Givin 'er... © The Cyclery Racing
These are the fond memories that I will take forward along with her spirit of adventure and compassion that I hope to instill in my own children (it pains me that my infant daughter has been robbed of such a fantastic role model), to embrace life, and to consciously choose to be positive and optimistic and treat strangers like friends. Like all of us Ellen had fears and anxieties, but I believe that she consciously chose to be fearless, and to share her immense energy with the world.
© The Cyclery Racing
That energy was extinguished when she was run down from behind on a rural road. It is inconceivably cruel that it would happen to a life with such promise on the cusp of a huge adventure. A professional contract and international travel, a spot on the National NextGen Track Team and a blossoming new relationship were all ahead of her.
Ellen Watters two thumbs up © The Cyclery Racing
I would dearly have loved to see what she would have accomplished in coming seasons, but I know that in one way it would not have mattered because she would have stayed Ellen, a loving, quirky adventurer with the heart of a lion.
I’ll miss you my friend, but I’ll take you with me always.
Ride for Ellen Watters on Jan. 8 click here.

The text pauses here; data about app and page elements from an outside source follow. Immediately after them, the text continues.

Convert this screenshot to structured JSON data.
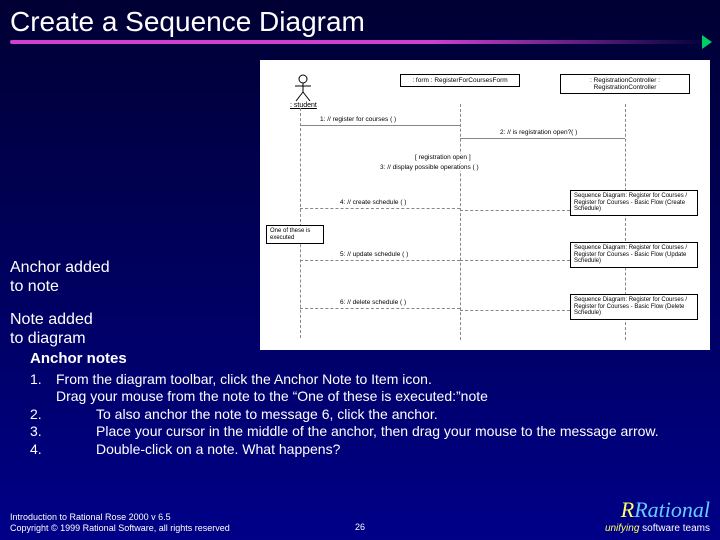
{
  "title": "Create a  Sequence Diagram",
  "annotations": {
    "anchor_added": "Anchor added\nto note",
    "note_added": "Note added\nto diagram"
  },
  "diagram": {
    "actor_label": ": student",
    "lifeline_form": ": form : RegisterForCoursesForm",
    "lifeline_controller": ": RegistrationController : RegistrationController",
    "msg1": "1: // register for courses ( )",
    "msg2": "2: // is registration open?( )",
    "guard": "[ registration open ]",
    "msg3": "3: // display possible operations ( )",
    "msg4": "4: // create schedule ( )",
    "msg5": "5: // update schedule ( )",
    "msg6": "6: // delete schedule ( )",
    "note_one_exec": "One of these is executed",
    "note_ref_create": "Sequence Diagram: Register for Courses / Register for Courses - Basic Flow (Create Schedule)",
    "note_ref_update": "Sequence Diagram: Register for Courses / Register for Courses - Basic Flow (Update Schedule)",
    "note_ref_delete": "Sequence Diagram: Register for Courses / Register for Courses - Basic Flow (Delete Schedule)"
  },
  "body": {
    "heading": "Anchor notes",
    "steps": [
      {
        "num": "1.",
        "text": "From the diagram toolbar, click the Anchor Note to Item icon."
      },
      {
        "num": "",
        "text": "Drag your mouse from the note to the “One of these is executed:”note"
      },
      {
        "num": "2.",
        "text": "To also anchor the note to message 6, click the anchor."
      },
      {
        "num": "3.",
        "text": "Place your cursor in the middle of the anchor, then drag your mouse to the message arrow."
      },
      {
        "num": "4.",
        "text": "Double-click on a note. What happens?"
      }
    ]
  },
  "footer": {
    "line1": "Introduction to Rational Rose 2000 v 6.5",
    "line2": "Copyright © 1999 Rational Software, all rights reserved",
    "page": "26",
    "brand_name": "Rational",
    "brand_tag_pre": "unifying",
    "brand_tag_post": " software teams"
  }
}
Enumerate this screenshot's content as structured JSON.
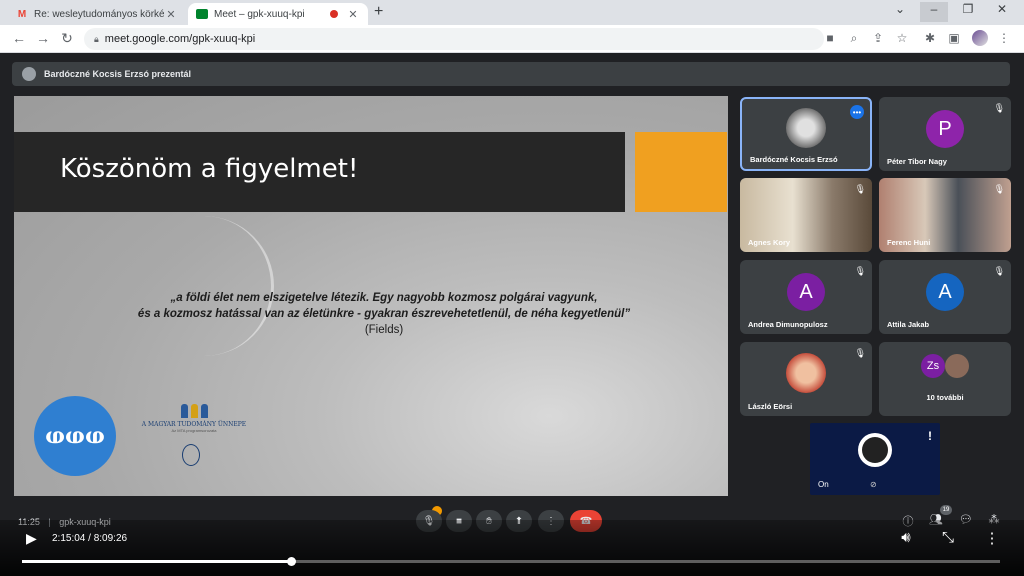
{
  "browser": {
    "tabs": [
      {
        "title": "Re: wesleytudományos körkép e...",
        "icon": "gmail-icon",
        "active": false
      },
      {
        "title": "Meet – gpk-xuuq-kpi",
        "icon": "meet-icon",
        "active": true
      }
    ],
    "url": "meet.google.com/gpk-xuuq-kpi"
  },
  "meet": {
    "presenter_text": "Bardóczné Kocsis Erzsó prezentál",
    "slide": {
      "title": "Köszönöm a figyelmet!",
      "quote_line1": "„a földi élet nem elszigetelve létezik. Egy nagyobb kozmosz polgárai vagyunk,",
      "quote_line2": "és a kozmosz hatással van az életünkre - gyakran észrevehetetlenül, de néha kegyetlenül”",
      "quote_source": "(Fields)",
      "logo_text": "A MAGYAR TUDOMÁNY ÜNNEPE",
      "logo_sub": "Az MTA programsorozata"
    },
    "participants": [
      {
        "name": "Bardóczné Kocsis Erzsó"
      },
      {
        "name": "Péter Tibor Nagy",
        "letter": "P",
        "color": "#8e24aa"
      },
      {
        "name": "Agnes Kory"
      },
      {
        "name": "Ferenc Huni"
      },
      {
        "name": "Andrea Dimunopulosz",
        "letter": "A",
        "color": "#7b1fa2"
      },
      {
        "name": "Attila Jakab",
        "letter": "A",
        "color": "#1565c0"
      },
      {
        "name": "László Eörsi"
      },
      {
        "name": "10 további",
        "letter": "Zs",
        "color": "#7b1fa2"
      }
    ],
    "obs": {
      "label": "On",
      "alert": "!"
    },
    "meeting_time": "11:25",
    "meeting_code": "gpk-xuuq-kpi",
    "people_count": "19"
  },
  "player": {
    "time": "2:15:04 / 8:09:26",
    "progress": 0.275
  }
}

Cyclery Racing Girls, NextGen rider Megan Grant and team mom and super soigneur Marie Helene (team rider Amelie Bruneau's mom) © The Cyclery Racing